An introduction to the broad field of synthetic biology and its applications
Engineering of biology, or synthetic biology, is a newly emerging field combining the principles of engineering and the complexity of biological systems. The aim of a biological engineer is to create or add a novel biological function to a biological system, leading to the design of biological systems in a systematic way.
The definition above is just one of many definitions attributed to the field. This is mainly due to its interdisciplinary property which brings together biologists, physicists, chemists and mathematicians who work alongside each other to produce a viable biological system. Another reason for the abundance of definitions is the thousands of successful applications it has in different areas of science.
Synthetic biology revolves around the central dogma of biology: the process by which DNA becomes protein. In this case, the DNA is thought of as a coding puzzle where Adenosine (A), Cytosine (C), Guanine (G) and Tyrosine (T) carry the instructions and scientists try to create different combinations in a meaningful way, in order to produce a new biological function.
Genetic Engineering is an old concept that dates back a millennium. Not that they knew they were using genetic engineering concepts back then, when selectively breeding different biological entities with desirable features. Humans have long since bred plants to select features like sweet tastes or larger fruit (I am sure our ancestors’ fruits didn’t taste the same as ours do now).
Seventy years ago, biotechnologists started to understand DNA and the different ways in which it could be manipulated. Scientists went further by adding useful features of a certain organism to another organism. This led to a boom in biotech companies making new plant and animal breeds.
Scientists have recently been able to create new DNA sequences from scratch; using computer and laboratory techniques, they engineered organisms with new functions. In 2003, Jay Keasling and his team at UC Berkeley (US) were able to create a synthetic malaria drug from bacteria.
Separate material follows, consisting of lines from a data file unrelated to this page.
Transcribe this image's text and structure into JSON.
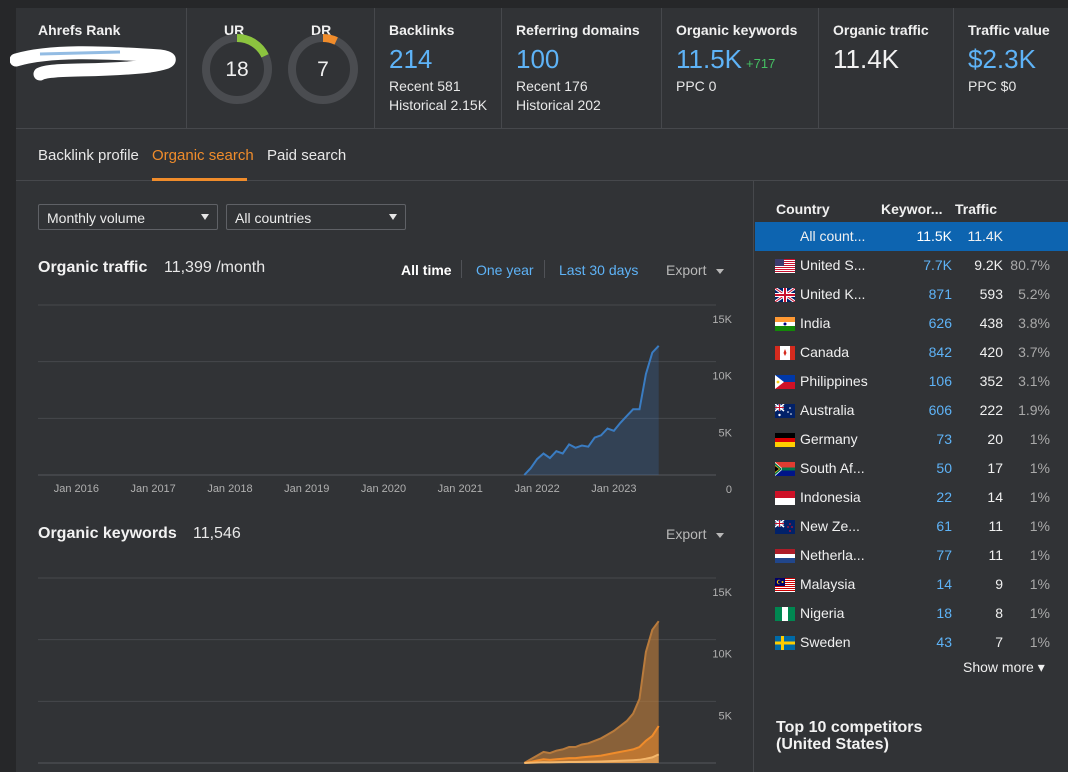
{
  "metrics": {
    "ahrefs_rank_label": "Ahrefs Rank",
    "ur": {
      "label": "UR",
      "value": "18",
      "fraction": 0.18,
      "color": "#8cc43f"
    },
    "dr": {
      "label": "DR",
      "value": "7",
      "fraction": 0.07,
      "color": "#f08c2b"
    },
    "backlinks": {
      "label": "Backlinks",
      "value": "214",
      "recent": "Recent 581",
      "historical": "Historical 2.15K"
    },
    "referring_domains": {
      "label": "Referring domains",
      "value": "100",
      "recent": "Recent 176",
      "historical": "Historical 202"
    },
    "organic_keywords": {
      "label": "Organic keywords",
      "value": "11.5K",
      "delta": "+717",
      "ppc": "PPC 0"
    },
    "organic_traffic": {
      "label": "Organic traffic",
      "value": "11.4K"
    },
    "traffic_value": {
      "label": "Traffic value",
      "value": "$2.3K",
      "ppc": "PPC $0"
    }
  },
  "tabs": [
    "Backlink profile",
    "Organic search",
    "Paid search"
  ],
  "active_tab": "Organic search",
  "filters": {
    "volume": "Monthly volume",
    "countries": "All countries"
  },
  "traffic_panel": {
    "title": "Organic traffic",
    "value": "11,399 /month",
    "ranges": [
      "All time",
      "One year",
      "Last 30 days"
    ],
    "export": "Export"
  },
  "keywords_panel": {
    "title": "Organic keywords",
    "value": "11,546",
    "export": "Export"
  },
  "chart_data": [
    {
      "type": "area",
      "title": "Organic traffic",
      "x_ticks": [
        "Jan 2016",
        "Jan 2017",
        "Jan 2018",
        "Jan 2019",
        "Jan 2020",
        "Jan 2021",
        "Jan 2022",
        "Jan 2023"
      ],
      "y_ticks": [
        "15K",
        "10K",
        "5K",
        "0"
      ],
      "ylim": [
        0,
        15000
      ],
      "series": [
        {
          "color": "#3a7cc2",
          "x": [
            "2021-11",
            "2021-12",
            "2022-01",
            "2022-02",
            "2022-03",
            "2022-04",
            "2022-05",
            "2022-06",
            "2022-07",
            "2022-08",
            "2022-09",
            "2022-10",
            "2022-11",
            "2022-12",
            "2023-01",
            "2023-02",
            "2023-03",
            "2023-04",
            "2023-05",
            "2023-06",
            "2023-07",
            "2023-08"
          ],
          "values": [
            0,
            600,
            1400,
            1900,
            1500,
            2100,
            1900,
            2700,
            2400,
            2600,
            2500,
            3300,
            3500,
            4100,
            3900,
            4600,
            5200,
            5800,
            5800,
            8900,
            10800,
            11400
          ]
        }
      ]
    },
    {
      "type": "area",
      "title": "Organic keywords",
      "y_ticks": [
        "15K",
        "10K",
        "5K"
      ],
      "ylim": [
        0,
        15000
      ],
      "series": [
        {
          "color": "#b97b3c",
          "x": [
            "2021-11",
            "2021-12",
            "2022-01",
            "2022-02",
            "2022-03",
            "2022-04",
            "2022-05",
            "2022-06",
            "2022-07",
            "2022-08",
            "2022-09",
            "2022-10",
            "2022-11",
            "2022-12",
            "2023-01",
            "2023-02",
            "2023-03",
            "2023-04",
            "2023-05",
            "2023-06",
            "2023-07",
            "2023-08"
          ],
          "values": [
            0,
            300,
            600,
            900,
            800,
            1000,
            1100,
            1300,
            1300,
            1500,
            1600,
            1800,
            2000,
            2300,
            2600,
            3000,
            3400,
            4000,
            5200,
            9000,
            10800,
            11500
          ]
        },
        {
          "color": "#f08c2b",
          "x": [
            "2021-11",
            "2021-12",
            "2022-01",
            "2022-02",
            "2022-03",
            "2022-04",
            "2022-05",
            "2022-06",
            "2022-07",
            "2022-08",
            "2022-09",
            "2022-10",
            "2022-11",
            "2022-12",
            "2023-01",
            "2023-02",
            "2023-03",
            "2023-04",
            "2023-05",
            "2023-06",
            "2023-07",
            "2023-08"
          ],
          "values": [
            0,
            100,
            200,
            300,
            250,
            300,
            350,
            400,
            400,
            450,
            500,
            550,
            600,
            700,
            800,
            900,
            1000,
            1100,
            1300,
            1800,
            2200,
            3000
          ]
        },
        {
          "color": "#f5b76b",
          "x": [
            "2021-11",
            "2021-12",
            "2022-01",
            "2022-02",
            "2022-03",
            "2022-04",
            "2022-05",
            "2022-06",
            "2022-07",
            "2022-08",
            "2022-09",
            "2022-10",
            "2022-11",
            "2022-12",
            "2023-01",
            "2023-02",
            "2023-03",
            "2023-04",
            "2023-05",
            "2023-06",
            "2023-07",
            "2023-08"
          ],
          "values": [
            0,
            20,
            40,
            60,
            50,
            60,
            70,
            80,
            80,
            90,
            100,
            110,
            120,
            140,
            160,
            180,
            200,
            230,
            260,
            350,
            450,
            700
          ]
        }
      ]
    }
  ],
  "countries": {
    "headers": [
      "Country",
      "Keywor...",
      "Traffic"
    ],
    "rows": [
      {
        "name": "All count...",
        "keywords": "11.5K",
        "traffic": "11.4K",
        "pct": "",
        "flag": "none",
        "selected": true
      },
      {
        "name": "United S...",
        "keywords": "7.7K",
        "traffic": "9.2K",
        "pct": "80.7%",
        "flag": "us"
      },
      {
        "name": "United K...",
        "keywords": "871",
        "traffic": "593",
        "pct": "5.2%",
        "flag": "uk"
      },
      {
        "name": "India",
        "keywords": "626",
        "traffic": "438",
        "pct": "3.8%",
        "flag": "in"
      },
      {
        "name": "Canada",
        "keywords": "842",
        "traffic": "420",
        "pct": "3.7%",
        "flag": "ca"
      },
      {
        "name": "Philippines",
        "keywords": "106",
        "traffic": "352",
        "pct": "3.1%",
        "flag": "ph"
      },
      {
        "name": "Australia",
        "keywords": "606",
        "traffic": "222",
        "pct": "1.9%",
        "flag": "au"
      },
      {
        "name": "Germany",
        "keywords": "73",
        "traffic": "20",
        "pct": "1%",
        "flag": "de"
      },
      {
        "name": "South Af...",
        "keywords": "50",
        "traffic": "17",
        "pct": "1%",
        "flag": "za"
      },
      {
        "name": "Indonesia",
        "keywords": "22",
        "traffic": "14",
        "pct": "1%",
        "flag": "id"
      },
      {
        "name": "New Ze...",
        "keywords": "61",
        "traffic": "11",
        "pct": "1%",
        "flag": "nz"
      },
      {
        "name": "Netherla...",
        "keywords": "77",
        "traffic": "11",
        "pct": "1%",
        "flag": "nl"
      },
      {
        "name": "Malaysia",
        "keywords": "14",
        "traffic": "9",
        "pct": "1%",
        "flag": "my"
      },
      {
        "name": "Nigeria",
        "keywords": "18",
        "traffic": "8",
        "pct": "1%",
        "flag": "ng"
      },
      {
        "name": "Sweden",
        "keywords": "43",
        "traffic": "7",
        "pct": "1%",
        "flag": "se"
      }
    ],
    "show_more": "Show more ▾"
  },
  "competitors_title": "Top 10 competitors (United States)"
}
Unsurprisingly, this story became the inspiration for hundreds of new scientists who joined the field later.
Currently, the Synthetic Yeast Genome Project is bringing together the combined efforts of many laboratories from different countries including the UK, to create the first synthetic eukaryotic genome.
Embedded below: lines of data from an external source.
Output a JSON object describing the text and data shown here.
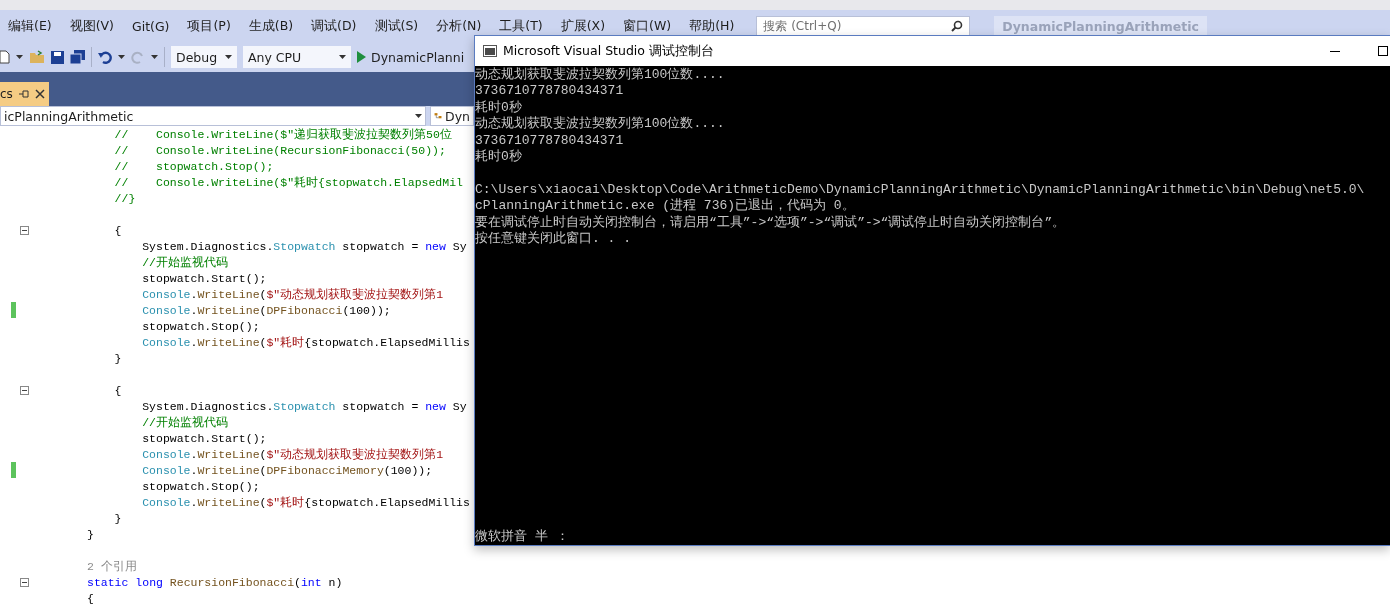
{
  "menu": [
    "编辑(E)",
    "视图(V)",
    "Git(G)",
    "项目(P)",
    "生成(B)",
    "调试(D)",
    "测试(S)",
    "分析(N)",
    "工具(T)",
    "扩展(X)",
    "窗口(W)",
    "帮助(H)"
  ],
  "search": {
    "placeholder": "搜索 (Ctrl+Q)"
  },
  "solution_title": "DynamicPlanningArithmetic",
  "toolbar": {
    "configuration": "Debug",
    "platform": "Any CPU",
    "start_target": "DynamicPlanni"
  },
  "document_tab": {
    "label": "cs"
  },
  "nav_bar": {
    "project": "icPlanningArithmetic",
    "member": "Dyn"
  },
  "code_lines": [
    {
      "kind": "code",
      "fold": false,
      "changed": false,
      "tokens": [
        {
          "kind": "comment",
          "text": "    //    Console.WriteLine($\"递归获取斐波拉契数列第50位"
        }
      ]
    },
    {
      "kind": "code",
      "fold": false,
      "changed": false,
      "tokens": [
        {
          "kind": "comment",
          "text": "    //    Console.WriteLine(RecursionFibonacci(50));"
        }
      ]
    },
    {
      "kind": "code",
      "fold": false,
      "changed": false,
      "tokens": [
        {
          "kind": "comment",
          "text": "    //    stopwatch.Stop();"
        }
      ]
    },
    {
      "kind": "code",
      "fold": false,
      "changed": false,
      "tokens": [
        {
          "kind": "comment",
          "text": "    //    Console.WriteLine($\"耗时{stopwatch.ElapsedMil"
        }
      ]
    },
    {
      "kind": "code",
      "fold": false,
      "changed": false,
      "tokens": [
        {
          "kind": "comment",
          "text": "    //}"
        }
      ]
    },
    {
      "kind": "blank",
      "fold": false,
      "changed": false
    },
    {
      "kind": "code",
      "fold": true,
      "changed": false,
      "tokens": [
        {
          "kind": "plain",
          "text": "    {"
        }
      ]
    },
    {
      "kind": "code",
      "fold": false,
      "changed": false,
      "tokens": [
        {
          "kind": "plain",
          "text": "        System.Diagnostics."
        },
        {
          "kind": "type",
          "text": "Stopwatch"
        },
        {
          "kind": "plain",
          "text": " stopwatch = "
        },
        {
          "kind": "keyword",
          "text": "new"
        },
        {
          "kind": "plain",
          "text": " Sy"
        }
      ]
    },
    {
      "kind": "code",
      "fold": false,
      "changed": false,
      "tokens": [
        {
          "kind": "comment",
          "text": "        //开始监视代码"
        }
      ]
    },
    {
      "kind": "code",
      "fold": false,
      "changed": false,
      "tokens": [
        {
          "kind": "plain",
          "text": "        stopwatch.Start();"
        }
      ]
    },
    {
      "kind": "code",
      "fold": false,
      "changed": false,
      "tokens": [
        {
          "kind": "type",
          "text": "        Console"
        },
        {
          "kind": "plain",
          "text": "."
        },
        {
          "kind": "method",
          "text": "WriteLine"
        },
        {
          "kind": "plain",
          "text": "("
        },
        {
          "kind": "string",
          "text": "$\"动态规划获取斐波拉契数列第1"
        }
      ]
    },
    {
      "kind": "code",
      "fold": false,
      "changed": true,
      "tokens": [
        {
          "kind": "type",
          "text": "        Console"
        },
        {
          "kind": "plain",
          "text": "."
        },
        {
          "kind": "method",
          "text": "WriteLine"
        },
        {
          "kind": "plain",
          "text": "("
        },
        {
          "kind": "method",
          "text": "DPFibonacci"
        },
        {
          "kind": "plain",
          "text": "(100));"
        }
      ]
    },
    {
      "kind": "code",
      "fold": false,
      "changed": false,
      "tokens": [
        {
          "kind": "plain",
          "text": "        stopwatch.Stop();"
        }
      ]
    },
    {
      "kind": "code",
      "fold": false,
      "changed": false,
      "tokens": [
        {
          "kind": "type",
          "text": "        Console"
        },
        {
          "kind": "plain",
          "text": "."
        },
        {
          "kind": "method",
          "text": "WriteLine"
        },
        {
          "kind": "plain",
          "text": "("
        },
        {
          "kind": "string",
          "text": "$\"耗时"
        },
        {
          "kind": "plain",
          "text": "{stopwatch.ElapsedMillis"
        }
      ]
    },
    {
      "kind": "code",
      "fold": false,
      "changed": false,
      "tokens": [
        {
          "kind": "plain",
          "text": "    }"
        }
      ]
    },
    {
      "kind": "blank",
      "fold": false,
      "changed": false
    },
    {
      "kind": "code",
      "fold": true,
      "changed": false,
      "tokens": [
        {
          "kind": "plain",
          "text": "    {"
        }
      ]
    },
    {
      "kind": "code",
      "fold": false,
      "changed": false,
      "tokens": [
        {
          "kind": "plain",
          "text": "        System.Diagnostics."
        },
        {
          "kind": "type",
          "text": "Stopwatch"
        },
        {
          "kind": "plain",
          "text": " stopwatch = "
        },
        {
          "kind": "keyword",
          "text": "new"
        },
        {
          "kind": "plain",
          "text": " Sy"
        }
      ]
    },
    {
      "kind": "code",
      "fold": false,
      "changed": false,
      "tokens": [
        {
          "kind": "comment",
          "text": "        //开始监视代码"
        }
      ]
    },
    {
      "kind": "code",
      "fold": false,
      "changed": false,
      "tokens": [
        {
          "kind": "plain",
          "text": "        stopwatch.Start();"
        }
      ]
    },
    {
      "kind": "code",
      "fold": false,
      "changed": false,
      "tokens": [
        {
          "kind": "type",
          "text": "        Console"
        },
        {
          "kind": "plain",
          "text": "."
        },
        {
          "kind": "method",
          "text": "WriteLine"
        },
        {
          "kind": "plain",
          "text": "("
        },
        {
          "kind": "string",
          "text": "$\"动态规划获取斐波拉契数列第1"
        }
      ]
    },
    {
      "kind": "code",
      "fold": false,
      "changed": true,
      "tokens": [
        {
          "kind": "type",
          "text": "        Console"
        },
        {
          "kind": "plain",
          "text": "."
        },
        {
          "kind": "method",
          "text": "WriteLine"
        },
        {
          "kind": "plain",
          "text": "("
        },
        {
          "kind": "method",
          "text": "DPFibonacciMemory"
        },
        {
          "kind": "plain",
          "text": "(100));"
        }
      ]
    },
    {
      "kind": "code",
      "fold": false,
      "changed": false,
      "tokens": [
        {
          "kind": "plain",
          "text": "        stopwatch.Stop();"
        }
      ]
    },
    {
      "kind": "code",
      "fold": false,
      "changed": false,
      "tokens": [
        {
          "kind": "type",
          "text": "        Console"
        },
        {
          "kind": "plain",
          "text": "."
        },
        {
          "kind": "method",
          "text": "WriteLine"
        },
        {
          "kind": "plain",
          "text": "("
        },
        {
          "kind": "string",
          "text": "$\"耗时"
        },
        {
          "kind": "plain",
          "text": "{stopwatch.ElapsedMillis"
        }
      ]
    },
    {
      "kind": "code",
      "fold": false,
      "changed": false,
      "tokens": [
        {
          "kind": "plain",
          "text": "    }"
        }
      ]
    },
    {
      "kind": "code",
      "fold": false,
      "changed": false,
      "tokens": [
        {
          "kind": "plain",
          "text": "}"
        }
      ]
    },
    {
      "kind": "blank",
      "fold": false,
      "changed": false
    },
    {
      "kind": "codelens",
      "fold": false,
      "changed": false,
      "text": "2 个引用"
    },
    {
      "kind": "code",
      "fold": true,
      "changed": false,
      "tokens": [
        {
          "kind": "keyword",
          "text": "static"
        },
        {
          "kind": "keyword",
          "text": " long"
        },
        {
          "kind": "method",
          "text": " RecursionFibonacci"
        },
        {
          "kind": "plain",
          "text": "("
        },
        {
          "kind": "keyword",
          "text": "int"
        },
        {
          "kind": "plain",
          "text": " n)"
        }
      ]
    },
    {
      "kind": "code",
      "fold": false,
      "changed": false,
      "tokens": [
        {
          "kind": "plain",
          "text": "{"
        }
      ]
    }
  ],
  "console": {
    "title": "Microsoft Visual Studio 调试控制台",
    "lines": [
      {
        "kind": "text",
        "text": "动态规划获取斐波拉契数列第100位数...."
      },
      {
        "kind": "text",
        "text": "3736710778780434371"
      },
      {
        "kind": "text",
        "text": "耗时0秒"
      },
      {
        "kind": "text",
        "text": "动态规划获取斐波拉契数列第100位数...."
      },
      {
        "kind": "text",
        "text": "3736710778780434371"
      },
      {
        "kind": "text",
        "text": "耗时0秒"
      },
      {
        "kind": "blank"
      },
      {
        "kind": "text",
        "text": "C:\\Users\\xiaocai\\Desktop\\Code\\ArithmeticDemo\\DynamicPlanningArithmetic\\DynamicPlanningArithmetic\\bin\\Debug\\net5.0\\"
      },
      {
        "kind": "text",
        "text": "cPlanningArithmetic.exe (进程 736)已退出，代码为 0。"
      },
      {
        "kind": "text",
        "text": "要在调试停止时自动关闭控制台，请启用“工具”->“选项”->“调试”->“调试停止时自动关闭控制台”。"
      },
      {
        "kind": "text",
        "text": "按任意键关闭此窗口. . ."
      }
    ],
    "ime_status": "微软拼音 半 ："
  }
}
If you have ever wondered what the replacement for fossil fuels would be, the answer is synthetic biology. It’s also great that London is playing a major role in this revolution. From April 6th to April 8th this year, Synbiobeta is bringing academics, students, industry professionals and investors to a conference based at Imperial College London to discuss recent advances in synthetic biology.